Supplied records:
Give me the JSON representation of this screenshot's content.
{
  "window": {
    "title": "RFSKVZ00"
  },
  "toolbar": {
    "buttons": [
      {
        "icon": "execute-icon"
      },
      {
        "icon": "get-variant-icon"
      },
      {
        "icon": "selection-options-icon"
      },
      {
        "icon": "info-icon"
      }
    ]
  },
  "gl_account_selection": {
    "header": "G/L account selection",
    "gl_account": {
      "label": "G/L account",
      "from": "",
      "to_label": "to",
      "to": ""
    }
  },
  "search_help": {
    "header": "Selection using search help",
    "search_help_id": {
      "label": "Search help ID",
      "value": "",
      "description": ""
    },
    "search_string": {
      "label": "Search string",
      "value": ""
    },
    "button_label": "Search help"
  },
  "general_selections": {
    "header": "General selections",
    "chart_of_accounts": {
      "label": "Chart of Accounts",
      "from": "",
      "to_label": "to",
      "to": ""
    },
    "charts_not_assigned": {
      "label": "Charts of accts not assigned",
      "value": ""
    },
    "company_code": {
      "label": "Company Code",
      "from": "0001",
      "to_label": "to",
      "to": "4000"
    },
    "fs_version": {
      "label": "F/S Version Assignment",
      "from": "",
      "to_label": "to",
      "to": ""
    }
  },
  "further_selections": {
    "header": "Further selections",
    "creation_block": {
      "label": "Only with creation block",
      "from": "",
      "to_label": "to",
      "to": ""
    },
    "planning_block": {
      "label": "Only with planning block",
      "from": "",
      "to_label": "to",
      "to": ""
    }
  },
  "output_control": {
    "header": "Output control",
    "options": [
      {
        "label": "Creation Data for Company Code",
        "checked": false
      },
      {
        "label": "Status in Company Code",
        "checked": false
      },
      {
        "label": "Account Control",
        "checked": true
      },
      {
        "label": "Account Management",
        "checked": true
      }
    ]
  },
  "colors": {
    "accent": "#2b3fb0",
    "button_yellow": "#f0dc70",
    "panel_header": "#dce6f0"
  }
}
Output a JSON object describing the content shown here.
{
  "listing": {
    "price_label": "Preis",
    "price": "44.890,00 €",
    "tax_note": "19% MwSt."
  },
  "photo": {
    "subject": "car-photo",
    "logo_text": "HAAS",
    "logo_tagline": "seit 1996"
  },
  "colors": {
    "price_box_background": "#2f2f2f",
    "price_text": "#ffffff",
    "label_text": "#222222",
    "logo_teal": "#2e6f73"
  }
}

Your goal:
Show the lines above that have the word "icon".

Result:
        "icon": "execute-icon"
        "icon": "get-variant-icon"
        "icon": "selection-options-icon"
        "icon": "info-icon"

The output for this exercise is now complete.